Supplied material Block Start

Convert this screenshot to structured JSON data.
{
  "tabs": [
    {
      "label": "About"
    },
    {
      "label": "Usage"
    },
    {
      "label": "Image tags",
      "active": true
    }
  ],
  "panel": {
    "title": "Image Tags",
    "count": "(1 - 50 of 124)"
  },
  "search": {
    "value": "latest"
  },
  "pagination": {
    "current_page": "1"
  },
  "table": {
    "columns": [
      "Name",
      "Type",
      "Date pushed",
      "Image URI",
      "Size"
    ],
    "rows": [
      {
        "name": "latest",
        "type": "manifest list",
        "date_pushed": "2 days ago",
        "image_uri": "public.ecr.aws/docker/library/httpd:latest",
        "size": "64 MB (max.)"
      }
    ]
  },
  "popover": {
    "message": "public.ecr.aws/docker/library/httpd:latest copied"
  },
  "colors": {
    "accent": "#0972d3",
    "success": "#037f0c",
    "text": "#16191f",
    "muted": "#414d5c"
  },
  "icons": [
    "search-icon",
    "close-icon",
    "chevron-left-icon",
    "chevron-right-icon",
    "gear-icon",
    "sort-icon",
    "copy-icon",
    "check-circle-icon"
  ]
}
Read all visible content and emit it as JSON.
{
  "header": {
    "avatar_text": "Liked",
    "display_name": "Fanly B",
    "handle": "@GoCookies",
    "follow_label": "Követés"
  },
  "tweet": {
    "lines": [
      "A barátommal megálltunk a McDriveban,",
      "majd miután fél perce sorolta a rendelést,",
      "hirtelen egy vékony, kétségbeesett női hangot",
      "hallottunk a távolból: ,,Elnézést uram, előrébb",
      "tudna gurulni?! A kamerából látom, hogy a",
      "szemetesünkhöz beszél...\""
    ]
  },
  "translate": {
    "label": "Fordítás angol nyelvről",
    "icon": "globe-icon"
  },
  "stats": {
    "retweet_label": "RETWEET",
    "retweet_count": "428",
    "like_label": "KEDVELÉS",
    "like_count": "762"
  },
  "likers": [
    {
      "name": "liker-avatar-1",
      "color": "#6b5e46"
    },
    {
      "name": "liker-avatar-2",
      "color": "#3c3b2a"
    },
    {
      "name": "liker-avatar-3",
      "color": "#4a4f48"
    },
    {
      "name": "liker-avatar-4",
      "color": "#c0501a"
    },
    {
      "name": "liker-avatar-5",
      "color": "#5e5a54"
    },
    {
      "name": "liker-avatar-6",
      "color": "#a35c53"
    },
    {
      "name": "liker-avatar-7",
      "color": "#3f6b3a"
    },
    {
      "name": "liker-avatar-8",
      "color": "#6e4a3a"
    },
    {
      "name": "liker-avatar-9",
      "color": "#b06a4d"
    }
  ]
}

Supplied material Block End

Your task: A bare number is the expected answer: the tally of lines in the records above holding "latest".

Response to this task: 4